The song became a rage and Kavi a sensation. Her father Jiwanpurwala finds that Kavi possesses the same energy as “Modiji” and her millions of followers on social media platforms keep reminding her of the exalted status she enjoys in the Hindutva public sphere. Her songs, all of them unfailingly crude, invent a million ways to demonise Muslims as the sole reason for the insecurity of majority Hindus and the country’s backwardness. No political event—abrogation of Article 370, protests against the Citizenship Amendment Act, or the Ram temple movement—is missed by Kavi as long as it helps normalise hate. Equally scary and polarising are the stories of spoken word poet Kamal Agney and influential YouTuber, writer and publisher Sandeep Deo. A dive into what drove these three towards hate could have added further to Purohit’s book. Somehow, we still don’t understand the making of these individuals.
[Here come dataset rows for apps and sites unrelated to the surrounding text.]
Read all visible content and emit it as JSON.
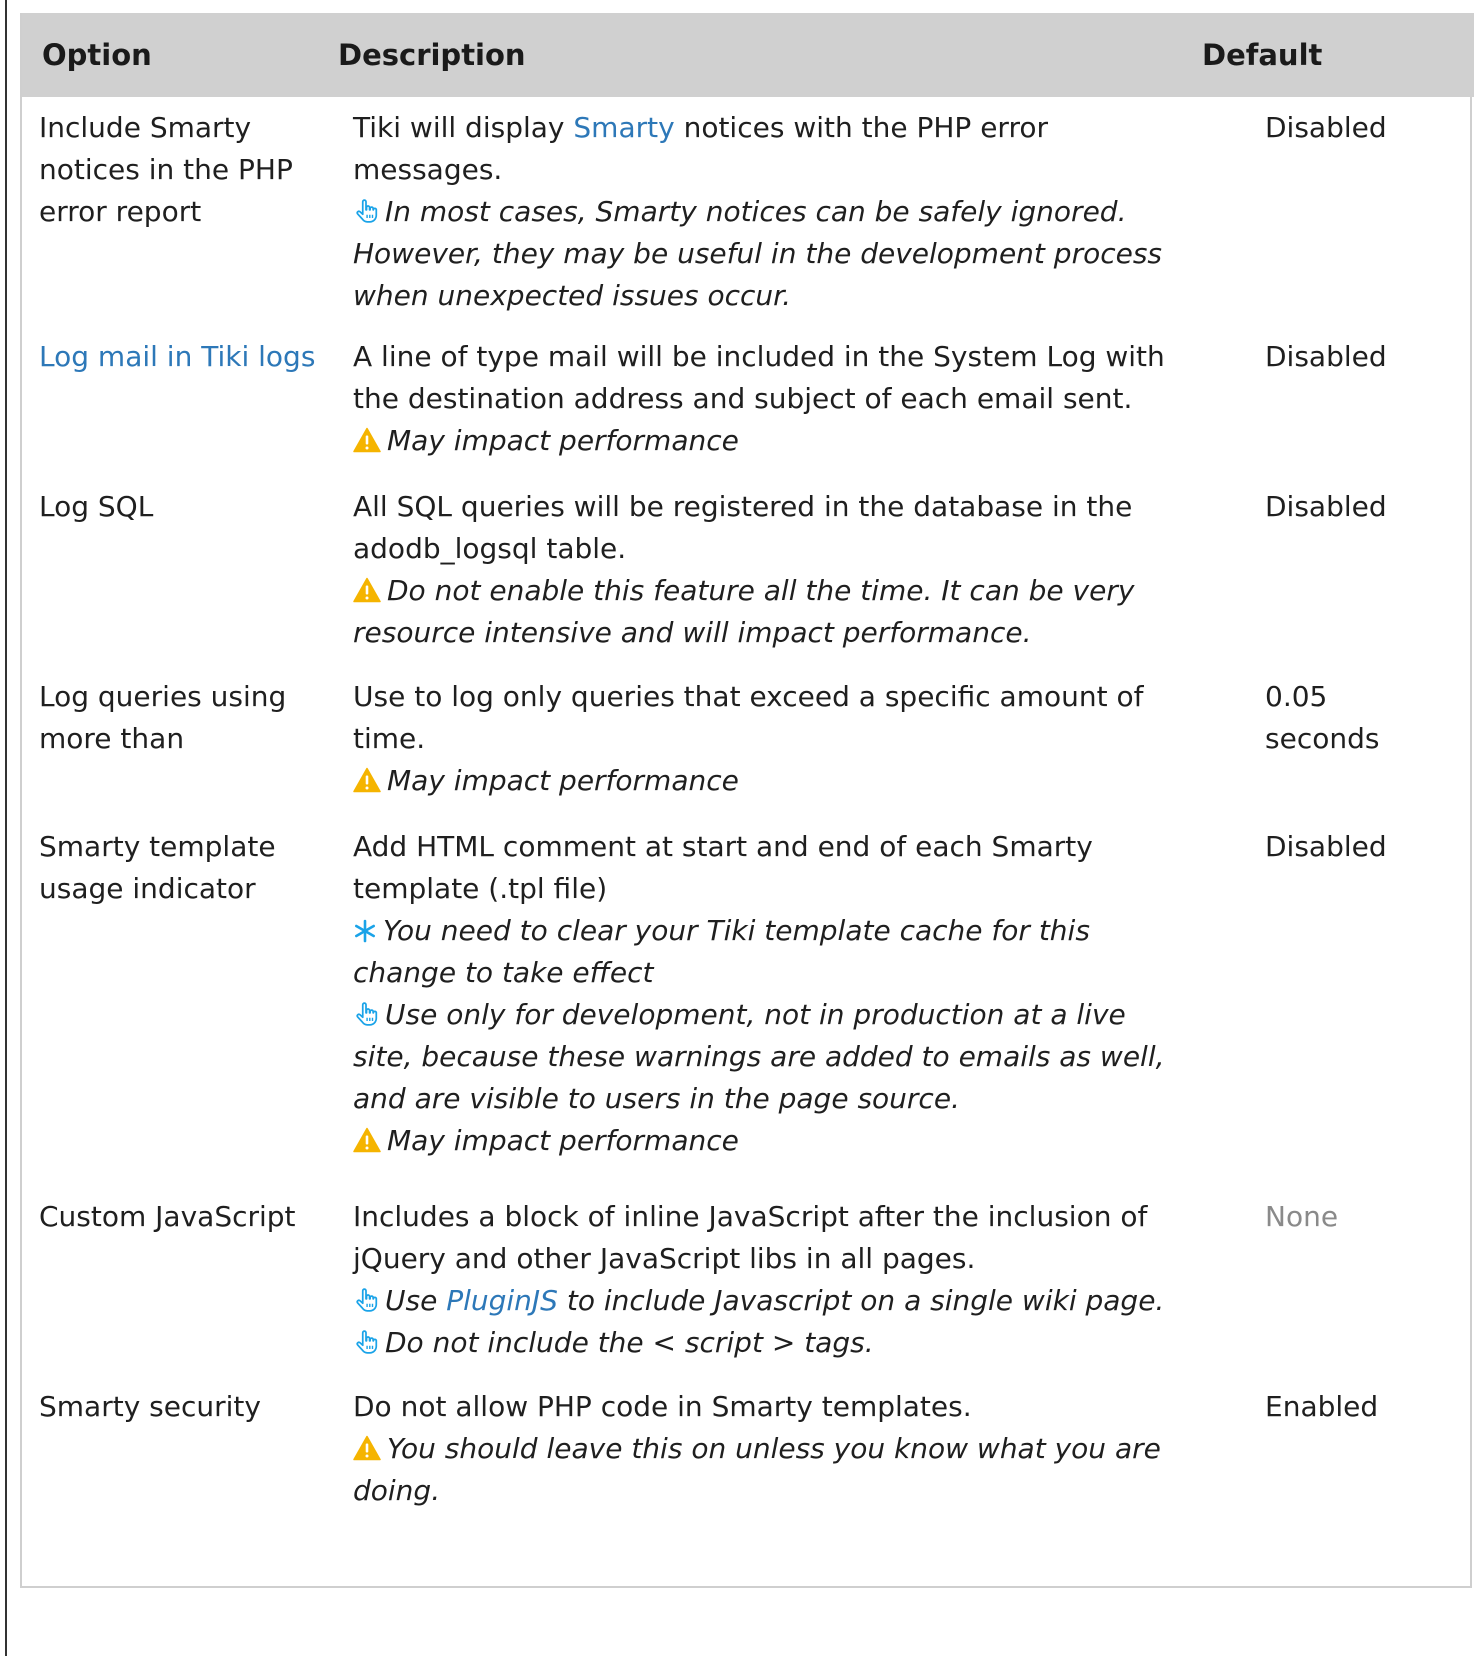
{
  "headers": {
    "option": "Option",
    "description": "Description",
    "default": "Default"
  },
  "rows": [
    {
      "option": "Include Smarty notices in the PHP error report",
      "desc_pre": "Tiki will display ",
      "desc_link": "Smarty",
      "desc_post": " notices with the PHP error messages.",
      "tip": "In most cases, Smarty notices can be safely ignored. However, they may be useful in the development process when unexpected issues occur.",
      "default": "Disabled"
    },
    {
      "option": "Log mail in Tiki logs",
      "desc": "A line of type mail will be included in the System Log with the destination address and subject of each email sent.",
      "warning": "May impact performance",
      "default": "Disabled"
    },
    {
      "option": "Log SQL",
      "desc": "All SQL queries will be registered in the database in the adodb_logsql table.",
      "warning": "Do not enable this feature all the time. It can be very resource intensive and will impact performance.",
      "default": "Disabled"
    },
    {
      "option": "Log queries using more than",
      "desc": "Use to log only queries that exceed a specific amount of time.",
      "warning": "May impact performance",
      "default": "0.05 seconds"
    },
    {
      "option": "Smarty template usage indicator",
      "desc": "Add HTML comment at start and end of each Smarty template (.tpl file)",
      "note": "You need to clear your Tiki template cache for this change to take effect",
      "tip": "Use only for development, not in production at a live site, because these warnings are added to emails as well, and are visible to users in the page source.",
      "warning": "May impact performance",
      "default": "Disabled"
    },
    {
      "option": "Custom JavaScript",
      "desc": "Includes a block of inline JavaScript after the inclusion of jQuery and other JavaScript libs in all pages.",
      "tip1_pre": "Use ",
      "tip1_link": "PluginJS",
      "tip1_post": " to include Javascript on a single wiki page.",
      "tip2": "Do not include the < script > tags.",
      "default": "None"
    },
    {
      "option": "Smarty security",
      "desc": "Do not allow PHP code in Smarty templates.",
      "warning": "You should leave this on unless you know what you are doing.",
      "default": "Enabled"
    }
  ],
  "colors": {
    "link": "#2d78b8",
    "header_bg": "#d0d0d0",
    "warning": "#f5b400",
    "note_asterisk": "#1aa3e8",
    "tip_icon": "#1aa3e8"
  },
  "icons": {
    "tip": "hand-pointer-icon",
    "warning": "warning-triangle-icon",
    "note": "asterisk-icon"
  }
}
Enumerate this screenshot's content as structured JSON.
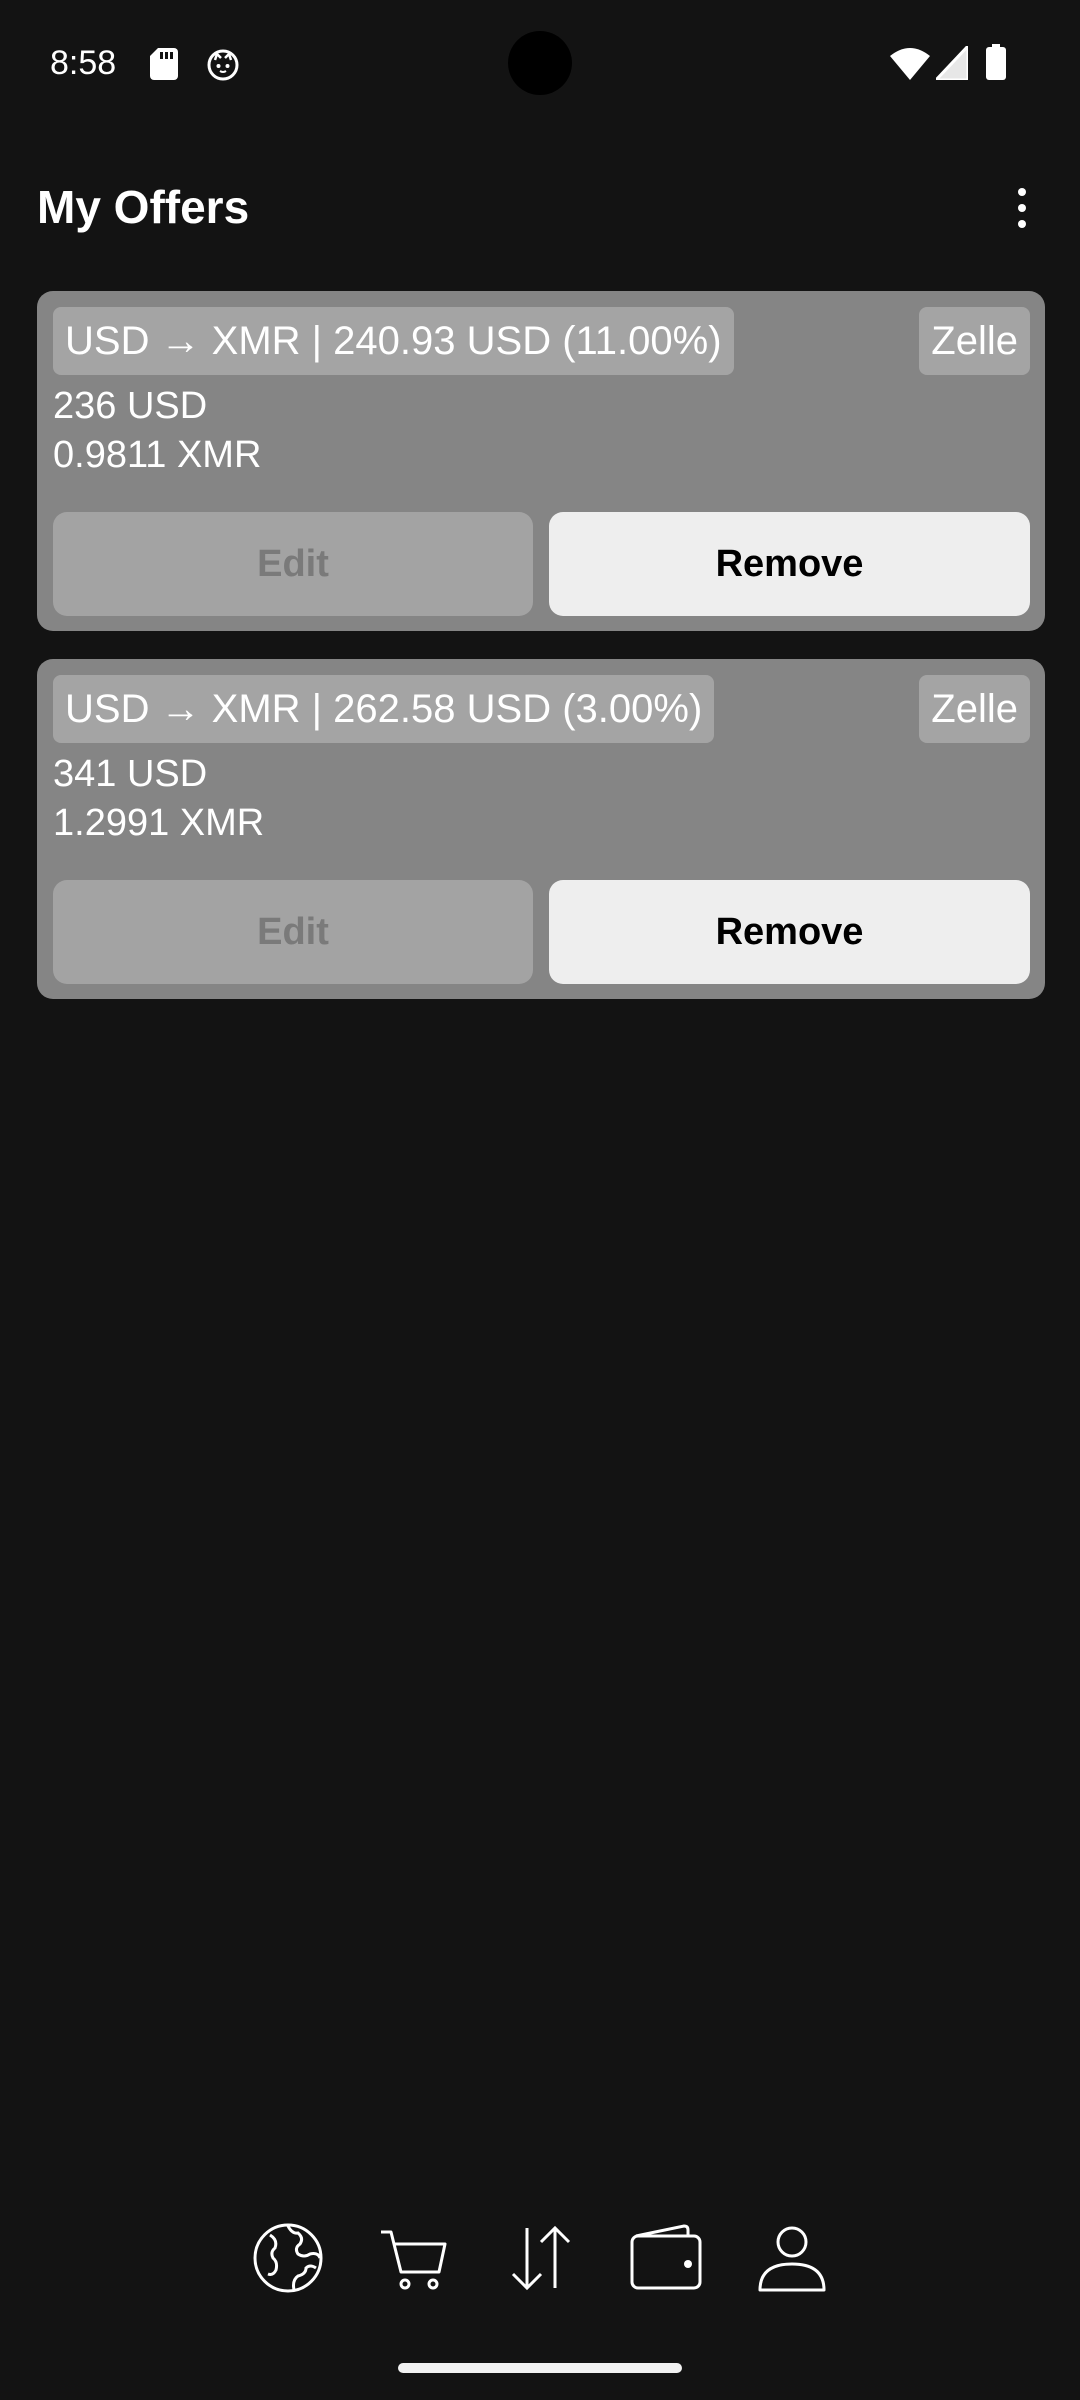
{
  "status_bar": {
    "time": "8:58",
    "icons": [
      "sd-card-icon",
      "cat-face-icon",
      "wifi-icon",
      "cell-signal-icon",
      "battery-icon"
    ]
  },
  "header": {
    "title": "My Offers",
    "menu_icon": "more-vertical-icon"
  },
  "offers": [
    {
      "pair_label": "USD → XMR | 240.93 USD (11.00%)",
      "payment_method": "Zelle",
      "fiat_amount": "236 USD",
      "crypto_amount": "0.9811 XMR",
      "edit_label": "Edit",
      "remove_label": "Remove"
    },
    {
      "pair_label": "USD → XMR | 262.58 USD (3.00%)",
      "payment_method": "Zelle",
      "fiat_amount": "341 USD",
      "crypto_amount": "1.2991 XMR",
      "edit_label": "Edit",
      "remove_label": "Remove"
    }
  ],
  "bottom_nav": {
    "items": [
      "globe-icon",
      "cart-icon",
      "swap-arrows-icon",
      "wallet-icon",
      "person-icon"
    ]
  },
  "colors": {
    "background": "#131313",
    "card": "#858585",
    "chip": "#a4a4a4",
    "edit_button": "#a3a3a3",
    "remove_button": "#eeeeee"
  }
}
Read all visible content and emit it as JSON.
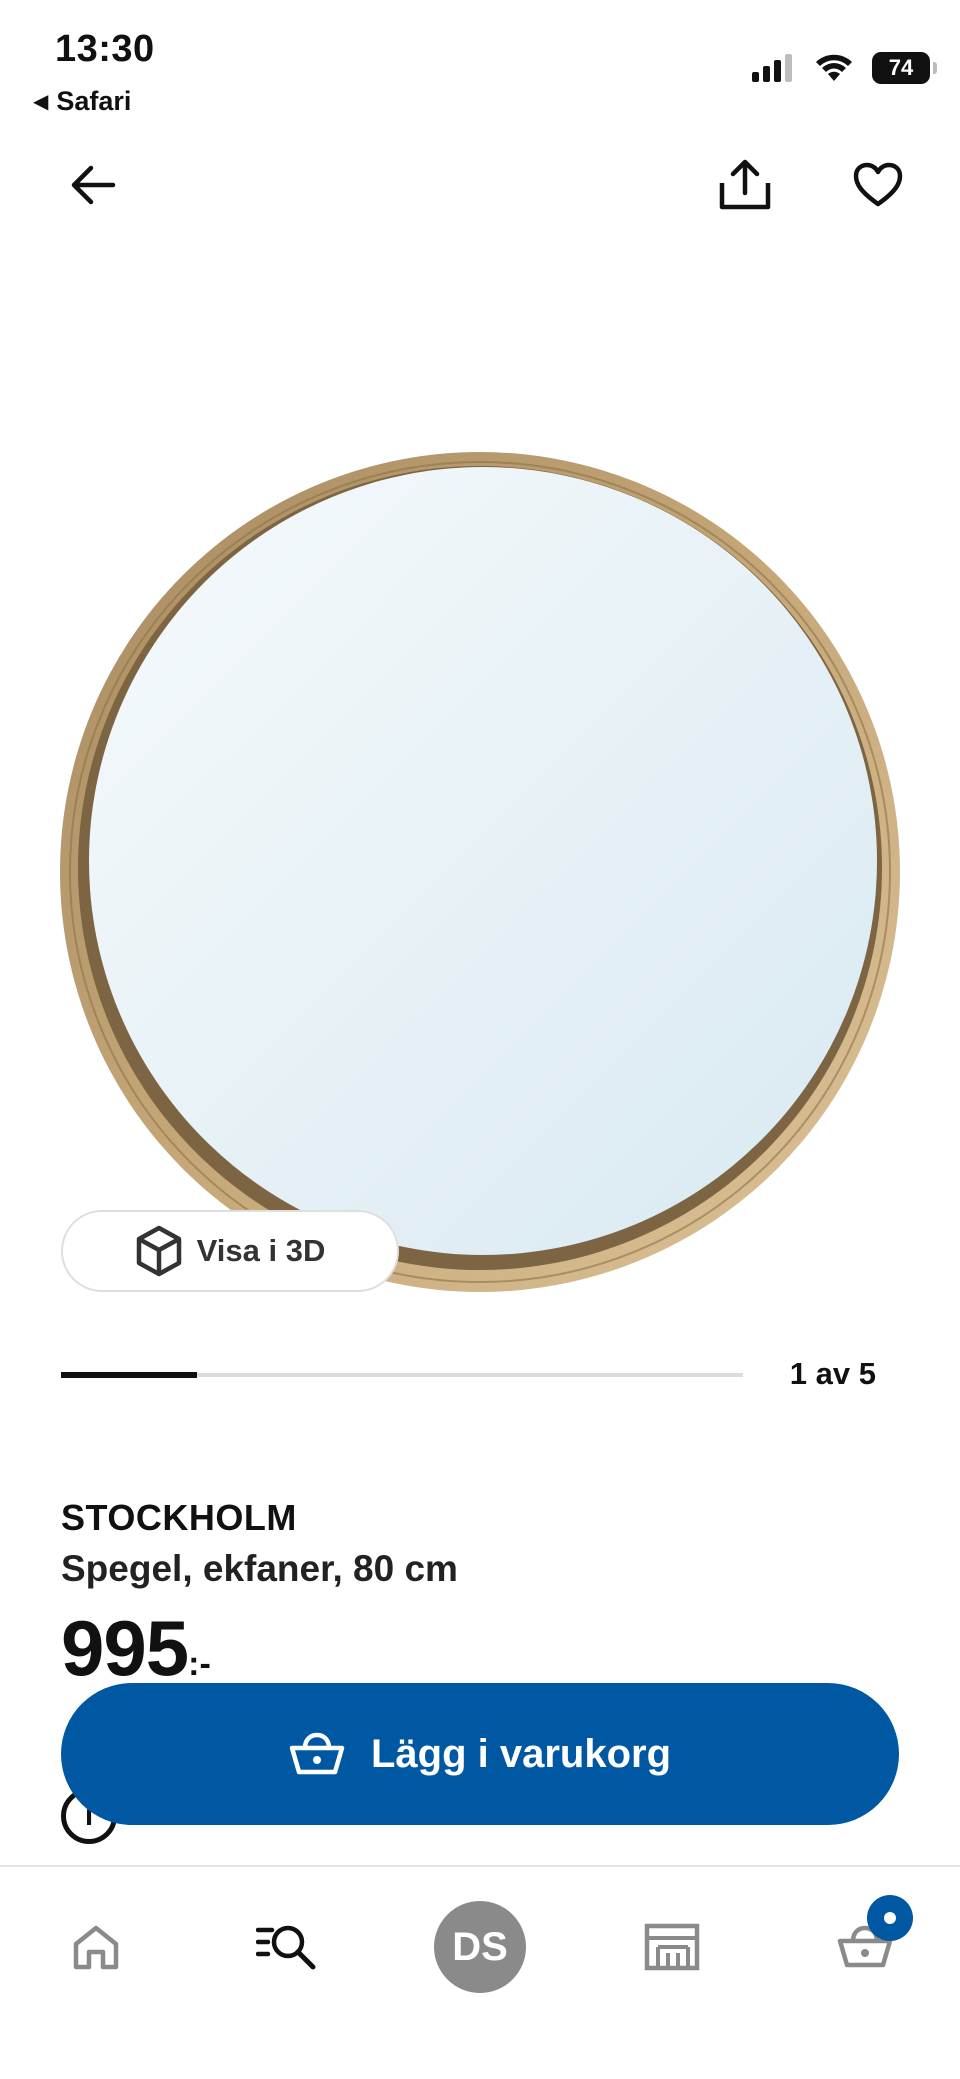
{
  "status_bar": {
    "time": "13:30",
    "back_app": "Safari",
    "battery": "74"
  },
  "product": {
    "name": "STOCKHOLM",
    "description": "Spegel, ekfaner, 80 cm",
    "price": "995",
    "price_suffix": ":-"
  },
  "view3d": {
    "label": "Visa i 3D"
  },
  "gallery": {
    "position_text": "1 av 5",
    "progress": 0.2
  },
  "cart_button": {
    "label": "Lägg i varukorg"
  },
  "tabs": [
    "home",
    "search",
    "profile",
    "store",
    "cart"
  ],
  "profile_initials": "DS",
  "colors": {
    "brand_blue": "#0058a3"
  }
}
Purohit’s book is also the story of the giant strides Hindutva has made since the 1980s when Doordarshan, the official broadcaster, showed Ramanand Sagar’s Ramayan as part of the national culture at the expense of our diversity. The iconography of Ram helped mobilise the Ayodhya movement, and people like Singh, Agney and Deo are the legatees of that movement who, in the age of technology, don’t need state support. They need the state’s nodding head and a blind eye, never in short supply in new India.
Also read: The many stories of wars and war heroes
I do have a bone to pick, not with Purohit, but with his publisher, who is also my publisher. Asking readers to scan a QR code to access notes is just clumsy. I, like many readers, learn from notes. At a time when a simple outing for a movie costs over ₹1,000, the cost of few extra pages should not bother publishers. That said, H-Pop is a reminder of what good journalism can produce.
Akshaya Mukul is the author of Gita Press And The Making Of Hindu India and Writer, Rebel, Soldier, Lover: The Many Lives Of Agyeya